We Batgung are asked the same question by many commenters and emailers: ‘How much does it cost to live in Hong Kong?’

The easy answer is ‘quite a lot, but maybe not so much as you might think, so long as you know where to look for things’.

What’s much harder is demonstrating by anecdote or isolated example how much difference it makes in Hong Kong if you buy your goods and services from expat-centric providers, as opposed to local ones.

Food in Hong Kong: what's environmentally sound?

I recently read an interesting book, The Omnivore’s Dilemma. The author, Michael Pollan, traced the sources of all the food in four very different meals: a McDonald’s fast food lunch; a couple of organic dinners, one from ‘industrial’ organic sources, i.e. Read more »

Finding a good Chinese restaurant when you're in Hong Kong
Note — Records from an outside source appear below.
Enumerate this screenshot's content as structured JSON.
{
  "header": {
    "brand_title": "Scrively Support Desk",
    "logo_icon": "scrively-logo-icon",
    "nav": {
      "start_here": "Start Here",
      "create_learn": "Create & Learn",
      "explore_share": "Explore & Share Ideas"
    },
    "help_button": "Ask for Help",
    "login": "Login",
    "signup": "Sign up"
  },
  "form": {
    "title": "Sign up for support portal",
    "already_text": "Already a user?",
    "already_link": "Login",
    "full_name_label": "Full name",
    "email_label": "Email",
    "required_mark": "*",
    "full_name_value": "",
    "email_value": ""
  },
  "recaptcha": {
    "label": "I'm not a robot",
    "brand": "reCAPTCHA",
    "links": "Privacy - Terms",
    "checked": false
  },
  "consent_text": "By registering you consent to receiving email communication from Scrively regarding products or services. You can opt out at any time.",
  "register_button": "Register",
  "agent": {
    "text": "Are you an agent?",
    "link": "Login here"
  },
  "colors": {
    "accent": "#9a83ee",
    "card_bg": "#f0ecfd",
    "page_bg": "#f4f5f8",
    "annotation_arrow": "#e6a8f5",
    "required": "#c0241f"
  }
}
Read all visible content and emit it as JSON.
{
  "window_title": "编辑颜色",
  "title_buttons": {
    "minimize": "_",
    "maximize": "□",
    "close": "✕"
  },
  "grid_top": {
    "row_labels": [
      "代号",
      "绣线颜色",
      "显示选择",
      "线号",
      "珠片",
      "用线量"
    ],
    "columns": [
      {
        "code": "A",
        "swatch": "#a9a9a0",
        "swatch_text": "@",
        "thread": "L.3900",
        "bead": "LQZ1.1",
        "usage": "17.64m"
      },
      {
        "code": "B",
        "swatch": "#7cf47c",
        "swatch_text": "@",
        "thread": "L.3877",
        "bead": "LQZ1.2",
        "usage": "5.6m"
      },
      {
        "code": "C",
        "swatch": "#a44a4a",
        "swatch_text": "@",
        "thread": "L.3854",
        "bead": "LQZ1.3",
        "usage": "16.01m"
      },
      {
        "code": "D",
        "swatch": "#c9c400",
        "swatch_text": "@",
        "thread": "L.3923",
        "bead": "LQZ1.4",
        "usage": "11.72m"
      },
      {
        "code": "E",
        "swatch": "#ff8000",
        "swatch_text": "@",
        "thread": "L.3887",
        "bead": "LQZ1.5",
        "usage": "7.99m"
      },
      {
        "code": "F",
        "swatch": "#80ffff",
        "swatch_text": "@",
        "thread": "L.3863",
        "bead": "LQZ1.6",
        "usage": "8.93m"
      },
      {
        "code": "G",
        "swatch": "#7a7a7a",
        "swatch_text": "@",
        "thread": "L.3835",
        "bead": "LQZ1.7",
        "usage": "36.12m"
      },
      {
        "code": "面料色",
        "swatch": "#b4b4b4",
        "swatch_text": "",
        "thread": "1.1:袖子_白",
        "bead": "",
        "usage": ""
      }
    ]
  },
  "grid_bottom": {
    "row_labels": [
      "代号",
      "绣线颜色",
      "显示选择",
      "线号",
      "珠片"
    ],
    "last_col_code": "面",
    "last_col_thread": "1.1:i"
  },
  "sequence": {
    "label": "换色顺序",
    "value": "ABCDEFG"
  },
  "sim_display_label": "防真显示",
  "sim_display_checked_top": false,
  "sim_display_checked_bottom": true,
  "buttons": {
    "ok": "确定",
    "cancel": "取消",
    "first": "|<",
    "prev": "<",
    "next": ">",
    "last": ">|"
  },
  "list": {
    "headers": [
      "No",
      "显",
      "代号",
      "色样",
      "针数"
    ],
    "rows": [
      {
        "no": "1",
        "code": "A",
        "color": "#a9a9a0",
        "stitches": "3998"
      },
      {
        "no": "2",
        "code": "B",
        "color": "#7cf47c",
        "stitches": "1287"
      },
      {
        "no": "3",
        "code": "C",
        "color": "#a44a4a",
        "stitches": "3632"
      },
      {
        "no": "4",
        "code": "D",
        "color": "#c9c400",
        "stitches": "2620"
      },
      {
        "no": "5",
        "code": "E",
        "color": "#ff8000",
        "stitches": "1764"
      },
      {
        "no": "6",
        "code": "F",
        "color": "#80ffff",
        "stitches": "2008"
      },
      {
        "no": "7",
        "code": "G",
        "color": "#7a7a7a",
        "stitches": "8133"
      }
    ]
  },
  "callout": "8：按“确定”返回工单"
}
If you’re planning to visit Hong Kong, you’ll no doubt run into someone who’s lived here, or you’ll read a guidebook or website, and they’ll all tell you the same thing: you’re going to love all that great Chinese food in HK! It’s the world’s best!! Read more »

What about food in Hong Kong?

Question: What about food in Hong Kong? Will I be able to find any decent western food when I get homesick? Is food really expensive?  Read more »

What's the cost of living in Hong Kong like?

Question: How about some basic info on things like rent prices, typical wages, cost of living, etc?

Mr B replies: For wages, a rough translation is that an HKD monthly salary is about the same value as an equivalent GBP annual salary (e.g. getting HKD30K a month is like getting GBP30K a year). Accommodation may be more expensive (though it's dropped a lot in the last six years), but you'll pay a lot less tax. I felt better off here on the same salary.  Read more »

Syndicate content